“Insurance coverage for testing is based on current national guidelines, which are more restrictive,” says Dr. Pederson. “As we learn more about the genetic contributions to disease, guidelines for referral and testing will evolve.”
A recent study has shed new light on this topic, comparing the spectrum of germline variants in African-American and white/non-Hispanic women with TNBC. Dr. Pederson presented the findings at the 2018 San Antonio Breast Cancer Symposium®.
Researchers compared records of more than 13,000 African-American women (n = 3,526) and white women (n = 9,622) who had hereditary cancer panel testing at a commercial lab between September 2013 and August 2018. All of the women had been diagnosed with TNBC.
Among the findings, African-American women were:
In addition, African-American women with a PV were younger at diagnosis than white women (age 46.7 vs age 49.5; P < 0.001). All women diagnosed before age 40 were more likely to have a PV. And all women with a PV met criteria for genetic testing at similar rates, regardless of race.
“We are learning more about the genetics of different ethnic populations, and this may help explain the high rate of VUS in African-American women as compared to Caucasians,” says Dr. Pederson. “This is important as these VUS can be clinically misinterpreted. They can be a great source of anxiety for both patients and providers, sometimes resulting in overtreatment.
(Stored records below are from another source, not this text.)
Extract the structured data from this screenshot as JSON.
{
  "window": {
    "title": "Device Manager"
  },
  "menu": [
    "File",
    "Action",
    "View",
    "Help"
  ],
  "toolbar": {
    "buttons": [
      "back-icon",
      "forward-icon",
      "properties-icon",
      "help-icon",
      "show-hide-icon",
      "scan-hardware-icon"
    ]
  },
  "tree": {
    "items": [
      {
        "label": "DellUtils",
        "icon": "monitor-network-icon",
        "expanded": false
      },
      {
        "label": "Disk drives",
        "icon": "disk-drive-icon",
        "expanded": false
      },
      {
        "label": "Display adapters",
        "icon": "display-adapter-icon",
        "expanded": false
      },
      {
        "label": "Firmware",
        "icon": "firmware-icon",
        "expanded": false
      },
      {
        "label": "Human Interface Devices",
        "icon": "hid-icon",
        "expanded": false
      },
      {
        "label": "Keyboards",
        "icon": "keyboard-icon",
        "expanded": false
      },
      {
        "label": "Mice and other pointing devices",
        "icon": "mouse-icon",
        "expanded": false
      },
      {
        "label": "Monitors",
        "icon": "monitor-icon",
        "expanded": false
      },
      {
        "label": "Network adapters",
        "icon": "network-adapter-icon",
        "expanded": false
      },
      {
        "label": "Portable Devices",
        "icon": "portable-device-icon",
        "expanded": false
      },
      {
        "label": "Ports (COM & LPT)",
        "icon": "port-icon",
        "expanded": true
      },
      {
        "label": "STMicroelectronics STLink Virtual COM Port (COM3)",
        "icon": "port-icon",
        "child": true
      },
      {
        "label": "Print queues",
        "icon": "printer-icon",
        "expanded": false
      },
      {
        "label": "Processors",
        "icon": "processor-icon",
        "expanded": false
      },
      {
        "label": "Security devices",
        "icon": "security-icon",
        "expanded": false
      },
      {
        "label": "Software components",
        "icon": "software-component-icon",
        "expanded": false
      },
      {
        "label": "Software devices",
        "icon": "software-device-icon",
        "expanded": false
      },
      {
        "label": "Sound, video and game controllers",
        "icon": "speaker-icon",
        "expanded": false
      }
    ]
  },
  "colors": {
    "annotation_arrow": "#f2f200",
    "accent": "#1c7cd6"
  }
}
Proper pretest genetic counseling helps patients understand the possibility and meaning of receiving a result of VUS.”
While African-American women are more likely to get TNBC (and die of breast cancer, in general), this research does not indicate that TNBC is a different disease than in white women. Why African-Americans get TNBC more often and at younger ages is still unknown.
More investigation, including genetic and genomic evaluation of this patient population, is needed. In the meantime, genetic counseling should be offered to all African-American women with TNBC regardless of their age and their personal or family history of cancer.
“As more African-American women undergo genetic testing, we will continue to learn about the pathogenicity of specific VUS in this group,” says Dr. Pederson. “Some could be clinically relevant.”